It is well established that Dmt1 regulation in the duodenal mucosa is strongly dependent on HIF2.15 In that context, the precise role of the age-dependent switch in the activity of the Dmt1 3’IRE remains to be defined. The Dmt1 3’IRE may contribute to maintaining baseline homeostasis of immature intestinal absorption early in life, whereas, in adulthood, the 3’IRE may help to fine-tune DMT1 expression to avoid excessive iron assimilation.
We thank Sandro Altamura (University of Heidelberg, Germany) for fruitful discussions. We are grateful to the staff of the DKFZ animal facility for their dedicated care of the animals. We thank the “Plateforme de Biochimie” at the “Centre de Recherche sur l’Inflammation” (Paris, France) for their measurement of serum parameters. This work was supported by the Howard Hughes Medical Institute (NCA) and a grant from the Deutsche Forschungsgemeinschaft to B.G. (GA2075/5-1).
1. Muckenthaler MU, Rivella S, Hentze MW, et al. A red carpet for iron metabolism. Cell.
2. Gunshin H, Mackenzie B, Berger UV, et al. Cloning and characterization of a mammalian proton-coupled metal-ion transporter. Nature.
3. Fleming MD, Trenor CC, Su MA, et al. Microcytic anaemia mice have a mutation in Nramp2, a candidate iron transporter gene.
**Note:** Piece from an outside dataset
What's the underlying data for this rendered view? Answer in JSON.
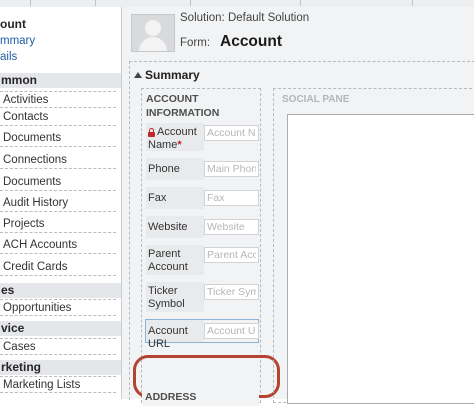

Nat Genet.
4. Shawki A, Anthony SR, Nose Y, et al. Intestinal DMT1 is critical for iron absorption in the mouse but is not required for the absorption of copper or manganese. Am J Physiol Gastrointest Liver Physiol.
5. Shah YM, Matsubara T, Ito S, et al. Intestinal hypoxia-inducible transcription factors are essential for iron absorption following iron deficiency. Cell Metab.
6. Mastrogiannaki M, Matak P, Keith B, et al. HIF-2alpha, but not HIF-1alpha, promotes iron absorption in mice. J Clin Invest.
7. Hubert N, Hentze MW. Previously uncharacterized isoforms of divalent metal transporter (DMT)-1: implications for regulation and cellular function. Proc Natl Acad Sci USA.
8. Yoshinaga M, Nakatsuka Y, Vandenbon A, et al. Regnase-1 maintains iron homeostasis via the degradation of transferrin receptor 1 and prolyl-hydroxylase-domain-containing protein 3 mRNAs. Cell Rep.
9. Mino T, Murakawa Y, Fukao A, et al. Regnase-1 and roquin regulate a common element in inflammatory mRNAs by spatiotemporally distinct mechanisms. Cell.
10. Wardrop SL, Richardson DR. The effect of intracellular iron concentration and nitrogen monoxide on Nramp2 expression and non-transferrin-bound iron uptake. Eur J Biochem.
11. Gunshin H, Allerson CR, Polycarpou-Schwarz M, et al. Iron-dependent regulation of the divalent metal ion transporter. FEBS Lett.
12. Galy B, Ferring-Appel D, Becker C, et al. Iron regulatory proteins control a mucosal block to intestinal iron absorption. Cell Rep.
13. Foot NJ, Leong YA, Dorstyn LE, et al. Ndfip1-deficient mice have impaired DMT1 regulation and iron homeostasis. Blood.
14. Connell GJ, Danial JS, Haastruthers CX. Evaluation of the iron regulatory protein-1 interactome. Biometals.
15. Schwartz AJ, Das NK, Ramakrishnan SK, et al. Hepatic hepcidin/intestinal HIF-2α axis maintains iron absorption during iron deficiency and overload. J Clin Invest.